Michael Jackson and then-wife Lisa Marie Presley visit Versailles, near Paris, in 1994.

Nothing about him seemed remotely normal. Not his increasingly dark lyrics. Not the grandiose poses that came to resemble the iconography of a fascist dictator. Certainly not his fixation on small children and the charges that followed. Not his stuntlike marriage to Lisa Marie Presley. Nor the second marriage toDebbie Rowe, a nurse who bore his children, only to depart to places unknown, leaving her ex-husband with full custody of their offspring in exchange for who knew what percentage of his fortune.

The entertainment-media industrial complex relished it all, knowing full well that there would be at least as much juice in Jackson’s downfall as there had been in his glory years. So no matter how strange his life became, the voices that should have called him back to Earth remained silent.

It was the same silence that allowed Elvis Presley to gorge himself on food and pills. The same silence that surrounded a teenage Britney Spears when her much-publicized innocence gave way to insobriety, pregnancies, marriages and divorces. The same silence that accompanied the lightning rise and just as speedy emotional collapse of “Britain’s Got Talent” contestant Susan Boyle.
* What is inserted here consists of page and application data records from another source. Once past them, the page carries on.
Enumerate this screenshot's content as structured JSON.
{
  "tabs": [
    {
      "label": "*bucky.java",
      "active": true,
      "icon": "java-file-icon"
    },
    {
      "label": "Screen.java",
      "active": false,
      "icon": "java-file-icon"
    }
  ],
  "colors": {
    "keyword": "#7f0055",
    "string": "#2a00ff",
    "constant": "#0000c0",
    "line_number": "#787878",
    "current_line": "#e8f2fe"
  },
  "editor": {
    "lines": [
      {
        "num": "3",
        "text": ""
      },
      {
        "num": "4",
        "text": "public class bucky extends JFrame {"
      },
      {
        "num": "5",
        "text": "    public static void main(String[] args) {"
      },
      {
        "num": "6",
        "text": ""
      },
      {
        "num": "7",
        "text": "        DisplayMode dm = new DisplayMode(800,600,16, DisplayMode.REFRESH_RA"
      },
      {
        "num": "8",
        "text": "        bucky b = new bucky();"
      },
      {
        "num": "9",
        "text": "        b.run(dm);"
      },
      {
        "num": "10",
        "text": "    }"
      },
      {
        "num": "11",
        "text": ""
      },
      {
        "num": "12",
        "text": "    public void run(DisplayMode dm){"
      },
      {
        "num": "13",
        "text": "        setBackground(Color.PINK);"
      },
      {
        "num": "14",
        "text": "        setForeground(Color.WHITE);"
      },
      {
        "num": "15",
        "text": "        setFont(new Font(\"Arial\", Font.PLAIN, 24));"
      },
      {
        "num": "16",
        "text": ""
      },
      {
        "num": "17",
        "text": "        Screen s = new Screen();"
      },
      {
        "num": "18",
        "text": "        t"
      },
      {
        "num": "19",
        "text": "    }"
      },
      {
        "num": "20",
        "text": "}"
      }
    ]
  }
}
What all these stories have in common, along with the perpetually troubled if surprisingly resilient likes of Jackson pals Liza Minnelli and Elizabeth Taylor, is the toxic cocktail of personal dysfunction, widespread fame and corporate opportunity. As long as the machinery keeps churning, as long as the money rolls in, as long as the star continues to shine, no one will be motivated to ask questions.

Let alone supply the one answer they need the most: No.

Instead, silence. Right up until Jackson was dead, which was when stories began circulating that the singer had been given a large injection of the painkiller Demerol moments before he collapsed. A Jackson family attorney stormed out of the hospital seething about the “enablers” who had surrounded Michael. “If you think the case of Anna Nicole Smith was an abuse,” he told CNN, “it’s nothing in comparison.”

The hangers-on were only getting started. By the end of the afternoon someone had circulated, and sold to “Entertainment Tonight,” a macabre photograph of the stricken Jackson being hoisted into an ambulance. EXCLUSIVE LAST PHOTO, the show’s Web site boasted.

Jackson’s songs topped online sales charts all around the world by the end of the day, and among the morning headlines was talk of a vast store of unreleased music — 100 songs, it was rumored — now bound for posthumous release.

When the King of Rock ‘n’ Roll died in 1977, his manager, Col. Tom Parker, responded immediately: Nothing had changed. The Elvis business would continue.

Now Presley’s temporary son-in-law, the self-proclaimed King of Pop, has met the same fate. An early death, then an eternity of merchandise.

Speak Your Mind